Discover for yourself what God is doing and how he is doing it.
Then ask yourself,
1) How can I be a part of what God is doing?
2) What is my role?
3) How can I contribute? (3)
When considering David Garrison’s challenge, Paul’s address to the Athenians in Acts 17 came to mind:
And he made from one man every nation of mankind to live on all the face of the earth, having determined allotted periods and the boundaries of their dwelling place, that they should seek God, and perhaps feel their way toward him and find him, yet he is actually not far from each one of us…” (Acts 17:26–27)
As we pray that our Muslim friends would “seek God, and feel their way toward him,” we know that He is “not far from each one of them,” both in His creation and the revelation of Himself in the person of Christ and the Bible. However, and this is where we enter the picture, He is also “not far from each one of them,” because you and I are near to them as their neighbors, their colleagues in the workplace, their fellow-student at the university, the cashier at our favorite coffee shop, etc. We must see ourselves as an integral part of the answer to our prayers that Muslims will come to Christ, for we are Christ’s ambassadors, God making His appeal through us! As Paul stated clearly:
How then will they call on him in whom they have not believed?
And how are they to believe in him of whom they have never heard?
And how are they to hear without someone preaching?
And how are they to preach unless they are sent?
As it is written, “How beautiful are the feet of those who preach the good news!” (Romans 10:14–16)
Why Are More Workers Needed to Reach Out to Muslims-Fouad Masri-Crescent Project
1. Armin Gesswein, known as “the apostle of prayer and revival,” and founder of Revival, Prayer, Fellowship, Inc. RPF website, here
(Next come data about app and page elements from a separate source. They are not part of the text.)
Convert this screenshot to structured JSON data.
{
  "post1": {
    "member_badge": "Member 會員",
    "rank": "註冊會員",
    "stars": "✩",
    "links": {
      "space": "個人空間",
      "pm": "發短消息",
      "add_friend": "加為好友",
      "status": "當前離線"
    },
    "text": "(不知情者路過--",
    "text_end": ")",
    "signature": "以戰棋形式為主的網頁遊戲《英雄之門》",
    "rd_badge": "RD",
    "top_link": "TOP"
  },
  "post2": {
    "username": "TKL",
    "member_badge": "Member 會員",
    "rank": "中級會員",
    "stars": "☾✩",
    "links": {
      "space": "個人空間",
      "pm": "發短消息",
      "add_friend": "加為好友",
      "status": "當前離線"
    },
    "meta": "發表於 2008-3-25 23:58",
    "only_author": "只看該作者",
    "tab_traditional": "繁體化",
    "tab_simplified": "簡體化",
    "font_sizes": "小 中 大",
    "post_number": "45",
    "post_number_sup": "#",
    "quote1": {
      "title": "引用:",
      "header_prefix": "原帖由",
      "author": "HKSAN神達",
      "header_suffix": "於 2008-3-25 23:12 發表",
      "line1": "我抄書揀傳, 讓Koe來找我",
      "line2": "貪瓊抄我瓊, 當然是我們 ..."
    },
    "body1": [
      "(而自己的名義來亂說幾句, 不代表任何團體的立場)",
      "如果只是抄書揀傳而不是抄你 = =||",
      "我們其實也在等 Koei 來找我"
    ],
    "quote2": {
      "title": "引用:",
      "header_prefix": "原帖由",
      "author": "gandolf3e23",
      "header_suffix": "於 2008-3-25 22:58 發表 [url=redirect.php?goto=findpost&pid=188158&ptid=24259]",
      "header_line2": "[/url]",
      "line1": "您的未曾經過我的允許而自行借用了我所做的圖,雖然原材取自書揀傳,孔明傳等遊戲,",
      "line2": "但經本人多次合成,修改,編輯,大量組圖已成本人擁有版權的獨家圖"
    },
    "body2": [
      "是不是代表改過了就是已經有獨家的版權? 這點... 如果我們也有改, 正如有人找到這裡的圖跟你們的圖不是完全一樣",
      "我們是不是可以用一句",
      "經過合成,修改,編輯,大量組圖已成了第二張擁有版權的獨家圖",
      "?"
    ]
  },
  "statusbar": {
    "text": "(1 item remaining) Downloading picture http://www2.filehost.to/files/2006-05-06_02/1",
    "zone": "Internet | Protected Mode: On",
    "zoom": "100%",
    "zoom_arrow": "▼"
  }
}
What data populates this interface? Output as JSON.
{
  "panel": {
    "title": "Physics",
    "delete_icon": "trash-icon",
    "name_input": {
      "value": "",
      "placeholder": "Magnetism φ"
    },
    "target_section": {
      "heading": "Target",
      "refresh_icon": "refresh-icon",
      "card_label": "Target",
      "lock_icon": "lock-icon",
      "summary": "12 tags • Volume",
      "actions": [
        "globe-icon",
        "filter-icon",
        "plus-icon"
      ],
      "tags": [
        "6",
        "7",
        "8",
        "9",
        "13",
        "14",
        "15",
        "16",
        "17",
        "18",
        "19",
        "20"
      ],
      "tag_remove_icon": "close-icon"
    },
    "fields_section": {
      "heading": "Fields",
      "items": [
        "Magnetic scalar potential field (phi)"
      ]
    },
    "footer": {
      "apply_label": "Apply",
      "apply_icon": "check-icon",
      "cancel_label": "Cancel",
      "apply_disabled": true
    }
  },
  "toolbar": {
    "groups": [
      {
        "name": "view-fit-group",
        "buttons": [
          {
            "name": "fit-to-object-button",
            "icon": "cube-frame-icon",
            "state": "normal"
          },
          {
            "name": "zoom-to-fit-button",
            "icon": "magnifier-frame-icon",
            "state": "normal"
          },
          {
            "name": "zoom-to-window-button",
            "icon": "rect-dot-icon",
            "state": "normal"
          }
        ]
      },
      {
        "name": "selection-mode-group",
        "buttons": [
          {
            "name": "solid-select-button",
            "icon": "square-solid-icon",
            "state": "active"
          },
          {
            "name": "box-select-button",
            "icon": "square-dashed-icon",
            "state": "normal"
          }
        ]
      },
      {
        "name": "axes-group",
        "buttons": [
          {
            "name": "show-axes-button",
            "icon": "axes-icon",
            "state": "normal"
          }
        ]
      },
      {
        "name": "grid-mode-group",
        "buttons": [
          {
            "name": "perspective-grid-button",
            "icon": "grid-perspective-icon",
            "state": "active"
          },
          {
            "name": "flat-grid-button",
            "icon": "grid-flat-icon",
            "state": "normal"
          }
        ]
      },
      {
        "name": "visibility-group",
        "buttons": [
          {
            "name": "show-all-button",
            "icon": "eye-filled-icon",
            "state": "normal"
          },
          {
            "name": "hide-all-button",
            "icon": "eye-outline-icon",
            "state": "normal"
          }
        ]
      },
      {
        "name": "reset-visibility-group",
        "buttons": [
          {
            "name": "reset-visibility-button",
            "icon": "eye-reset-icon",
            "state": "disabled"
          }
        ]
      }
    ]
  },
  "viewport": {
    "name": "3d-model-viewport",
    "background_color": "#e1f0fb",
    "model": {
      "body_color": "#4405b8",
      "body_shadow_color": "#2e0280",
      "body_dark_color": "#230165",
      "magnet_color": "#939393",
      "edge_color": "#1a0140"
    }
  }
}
2. Dr. Ray Prichard, Praying for the Lost—I Timothy 2:1-6, complete article found here
3. David Garrison, A Wind in the House of Islam, WigTake Resources, 2014, pg. 255, 261
Prayercast website, here
SIM—Pray for Muslims—SIM website, here
Evangelism to Muslims-Resources, here
It’s time to get uncomfortable and move outside our ‘comfort zone-by Lane, here